YOUR GOAL >>
Please work out how many of the lines below include "photo". Only the number should be given.

[Entries from a dataset of interfaces]
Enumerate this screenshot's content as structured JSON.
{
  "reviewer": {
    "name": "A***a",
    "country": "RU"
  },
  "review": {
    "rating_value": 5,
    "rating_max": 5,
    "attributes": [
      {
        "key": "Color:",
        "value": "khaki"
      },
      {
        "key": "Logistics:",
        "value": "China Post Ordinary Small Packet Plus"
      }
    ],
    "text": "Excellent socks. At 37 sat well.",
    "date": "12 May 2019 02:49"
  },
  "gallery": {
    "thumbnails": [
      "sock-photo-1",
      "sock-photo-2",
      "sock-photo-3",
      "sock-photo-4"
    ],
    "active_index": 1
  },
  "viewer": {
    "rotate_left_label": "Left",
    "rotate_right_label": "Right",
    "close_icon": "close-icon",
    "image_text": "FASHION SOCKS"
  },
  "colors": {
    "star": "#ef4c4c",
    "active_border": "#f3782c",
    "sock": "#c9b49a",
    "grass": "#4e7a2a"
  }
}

ANSWER >>
4